Non-specific adjusting procedures, whether employed with short or long levers, is used to increase mobility in a number of motion segments at the same time. In theory, the procedure involved passive movement of joints through their physiological range without exceeding their passive end range (e.g., no cavitation produced). Like most adjustive procedures, there is a lack of data to provide a basis for decision making, leaving room for opinion on the use of these procedures. This brief discussion will outline what I feel are important considerations in the practice of non-specific contact adjusting.


While non-specific adjusting has received an established rating at the Mercy Conference, non-specific procedures such as the anterior thoracic adjustment and lumbar roll, and the master cervical are often accompanied by multiple audible releases indicating caviation has occured. In these instances, the lines are blurred between manipulation and mobilization. A major question remains to be studied: Are specific lesions present which warrant specific procedures, or will general mobilization create movement that will effect all areas of putative hypomobility and are thereby justified?

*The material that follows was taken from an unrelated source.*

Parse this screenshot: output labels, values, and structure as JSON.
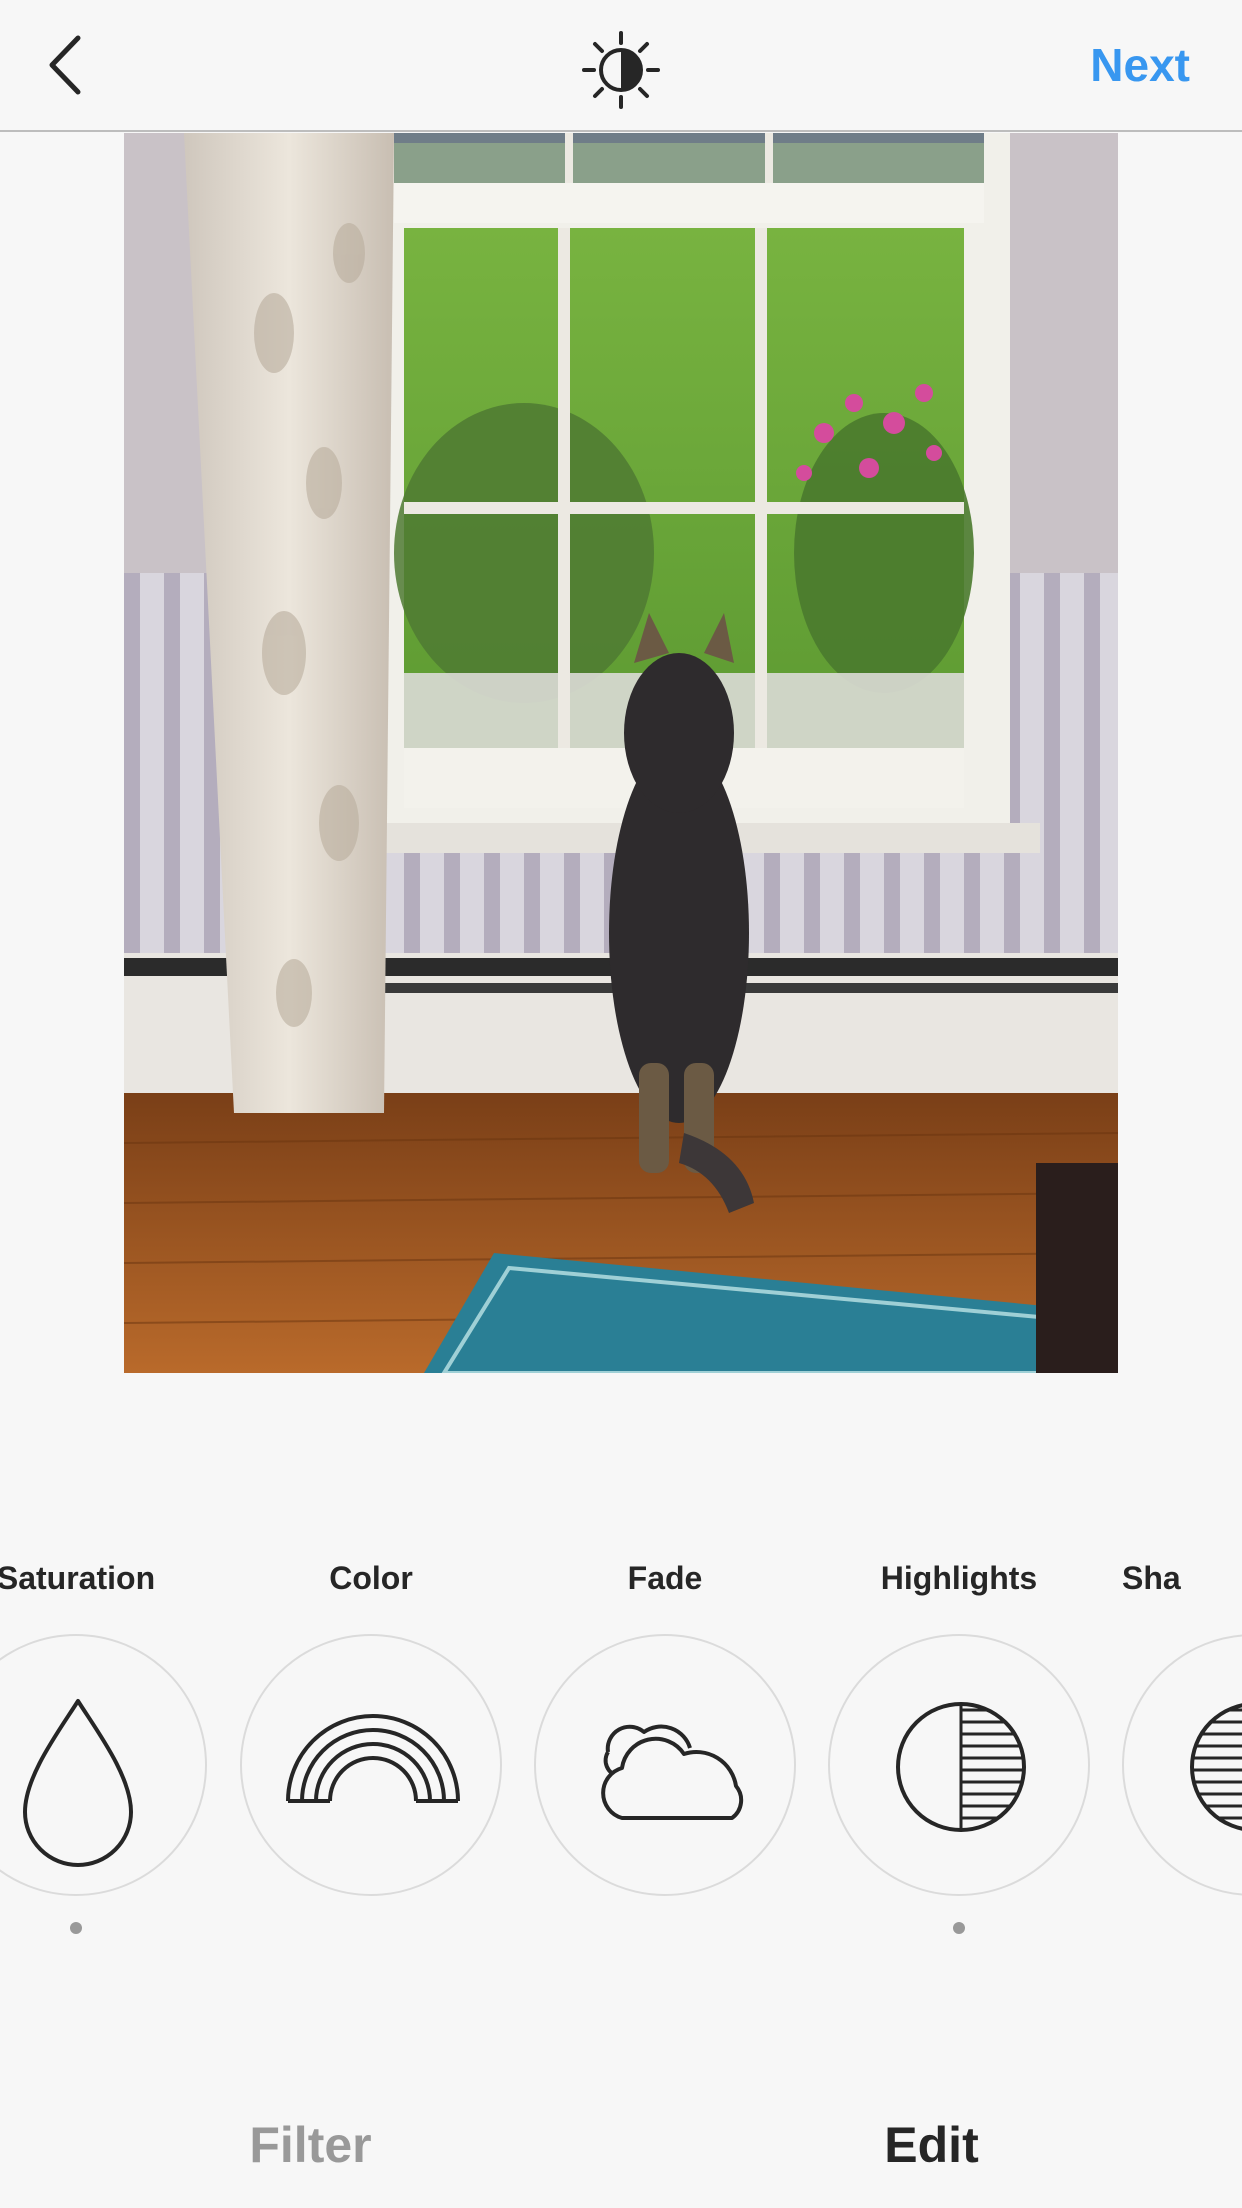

Who are suitable candidates for these procedures? Several additional questions are also of interest:

a. Are these procedures safe? Biomechanical modeling data suggest that forces generate during lumbar side posture rotary adjustments may exceed safe ranges in some individuals.

  1. In the cervical region vertebral artery syndrome is a concern; the risk of which may or may not be detectable by provocation tests.
  2. In the thoracic spine rib fractures are also a concern. We need to develop ways to carefully select the procedures are used.

b. What are the long term effects of repetitive treatment over time?

Reference: Arlan W. Fuhr,DC. Proceedings California Chiropractic Foundation’s 7th Annual Conference on Research & Education, Palm Springs CA, June 19-21, 1992, pp. 256-7.